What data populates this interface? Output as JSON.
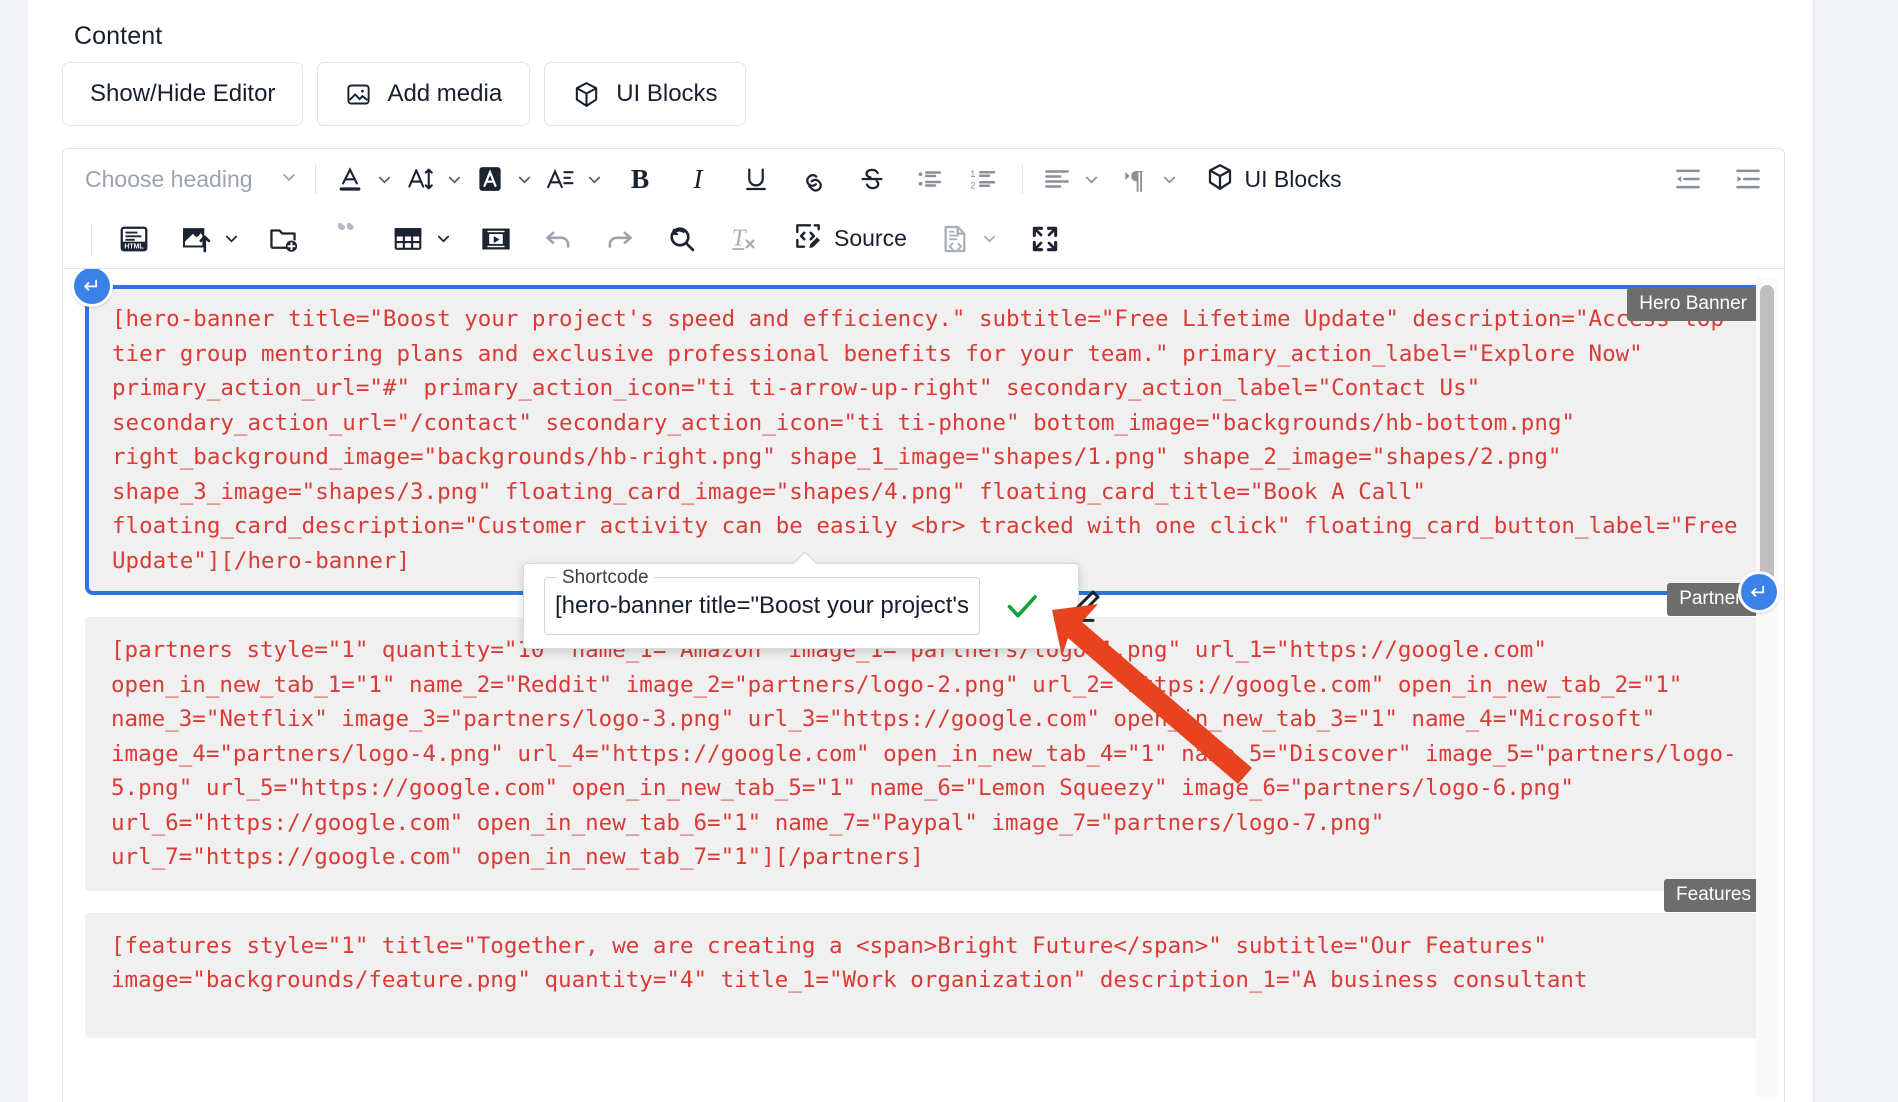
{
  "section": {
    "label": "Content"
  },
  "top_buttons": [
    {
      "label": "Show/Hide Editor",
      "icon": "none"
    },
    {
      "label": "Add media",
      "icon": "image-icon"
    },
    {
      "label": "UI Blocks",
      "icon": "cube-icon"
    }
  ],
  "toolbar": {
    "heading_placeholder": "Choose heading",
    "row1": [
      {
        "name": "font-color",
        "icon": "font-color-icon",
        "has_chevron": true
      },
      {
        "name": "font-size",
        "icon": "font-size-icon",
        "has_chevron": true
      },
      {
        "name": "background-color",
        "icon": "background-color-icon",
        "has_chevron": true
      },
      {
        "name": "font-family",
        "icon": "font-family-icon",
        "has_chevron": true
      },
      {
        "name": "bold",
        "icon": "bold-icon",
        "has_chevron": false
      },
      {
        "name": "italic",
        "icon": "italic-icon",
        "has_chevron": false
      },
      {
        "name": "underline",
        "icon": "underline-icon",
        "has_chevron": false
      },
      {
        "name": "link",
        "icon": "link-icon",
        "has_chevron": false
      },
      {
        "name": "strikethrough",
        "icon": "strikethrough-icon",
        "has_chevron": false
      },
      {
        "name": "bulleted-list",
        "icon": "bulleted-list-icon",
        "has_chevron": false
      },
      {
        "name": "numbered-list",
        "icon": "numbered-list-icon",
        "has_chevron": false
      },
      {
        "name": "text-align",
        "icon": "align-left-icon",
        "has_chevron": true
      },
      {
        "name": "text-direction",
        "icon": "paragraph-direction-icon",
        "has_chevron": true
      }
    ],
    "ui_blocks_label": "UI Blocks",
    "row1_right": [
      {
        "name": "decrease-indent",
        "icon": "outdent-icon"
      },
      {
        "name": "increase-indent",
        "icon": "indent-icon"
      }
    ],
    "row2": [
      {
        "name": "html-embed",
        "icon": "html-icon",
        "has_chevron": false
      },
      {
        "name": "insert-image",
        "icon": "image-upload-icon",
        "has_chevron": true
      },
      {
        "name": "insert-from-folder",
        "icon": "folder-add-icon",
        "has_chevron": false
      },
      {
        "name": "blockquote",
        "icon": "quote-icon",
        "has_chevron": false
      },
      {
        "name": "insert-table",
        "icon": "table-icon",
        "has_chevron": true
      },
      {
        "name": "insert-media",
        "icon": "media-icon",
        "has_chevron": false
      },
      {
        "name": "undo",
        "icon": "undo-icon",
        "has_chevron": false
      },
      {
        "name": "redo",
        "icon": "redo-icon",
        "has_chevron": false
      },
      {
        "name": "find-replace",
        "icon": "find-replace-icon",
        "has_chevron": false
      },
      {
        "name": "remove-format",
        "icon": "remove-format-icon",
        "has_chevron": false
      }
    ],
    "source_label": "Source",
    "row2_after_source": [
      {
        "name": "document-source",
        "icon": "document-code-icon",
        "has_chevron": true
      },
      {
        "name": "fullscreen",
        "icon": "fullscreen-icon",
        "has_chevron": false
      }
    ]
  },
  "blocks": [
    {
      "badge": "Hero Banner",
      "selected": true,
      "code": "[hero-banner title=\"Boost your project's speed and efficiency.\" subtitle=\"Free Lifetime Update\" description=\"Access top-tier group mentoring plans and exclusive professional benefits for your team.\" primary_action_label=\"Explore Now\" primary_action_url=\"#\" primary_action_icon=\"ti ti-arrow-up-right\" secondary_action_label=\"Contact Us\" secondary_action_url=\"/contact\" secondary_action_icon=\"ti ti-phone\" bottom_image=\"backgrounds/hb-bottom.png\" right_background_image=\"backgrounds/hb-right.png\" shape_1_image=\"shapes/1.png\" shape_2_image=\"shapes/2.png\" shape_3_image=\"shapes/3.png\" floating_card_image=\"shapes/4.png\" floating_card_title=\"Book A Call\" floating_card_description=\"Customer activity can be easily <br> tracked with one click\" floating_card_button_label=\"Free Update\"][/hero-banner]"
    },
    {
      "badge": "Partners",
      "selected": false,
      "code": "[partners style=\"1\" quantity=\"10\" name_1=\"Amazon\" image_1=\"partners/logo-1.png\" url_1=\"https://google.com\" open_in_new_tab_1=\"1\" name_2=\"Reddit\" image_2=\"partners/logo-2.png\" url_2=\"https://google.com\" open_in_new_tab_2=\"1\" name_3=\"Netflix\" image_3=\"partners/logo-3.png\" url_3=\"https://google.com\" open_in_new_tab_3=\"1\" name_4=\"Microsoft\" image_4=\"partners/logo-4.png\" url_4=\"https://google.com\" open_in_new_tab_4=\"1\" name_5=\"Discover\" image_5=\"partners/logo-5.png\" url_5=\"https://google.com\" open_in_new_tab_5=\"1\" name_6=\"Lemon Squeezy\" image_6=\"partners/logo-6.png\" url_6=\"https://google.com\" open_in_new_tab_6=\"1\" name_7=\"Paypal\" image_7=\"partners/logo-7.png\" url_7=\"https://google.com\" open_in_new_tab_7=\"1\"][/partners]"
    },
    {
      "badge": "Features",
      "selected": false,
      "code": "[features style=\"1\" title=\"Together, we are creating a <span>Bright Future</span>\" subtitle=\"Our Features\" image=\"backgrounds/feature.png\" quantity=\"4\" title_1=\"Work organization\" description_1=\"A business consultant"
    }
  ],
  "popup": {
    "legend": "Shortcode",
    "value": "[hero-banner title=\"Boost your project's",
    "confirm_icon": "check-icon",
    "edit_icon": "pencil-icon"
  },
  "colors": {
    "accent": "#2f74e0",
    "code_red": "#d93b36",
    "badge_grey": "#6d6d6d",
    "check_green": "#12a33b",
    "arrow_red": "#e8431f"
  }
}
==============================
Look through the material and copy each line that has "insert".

▶ **Result**:
        "name": "insert-image",
        "name": "insert-from-folder",
        "name": "insert-table",
        "name": "insert-media",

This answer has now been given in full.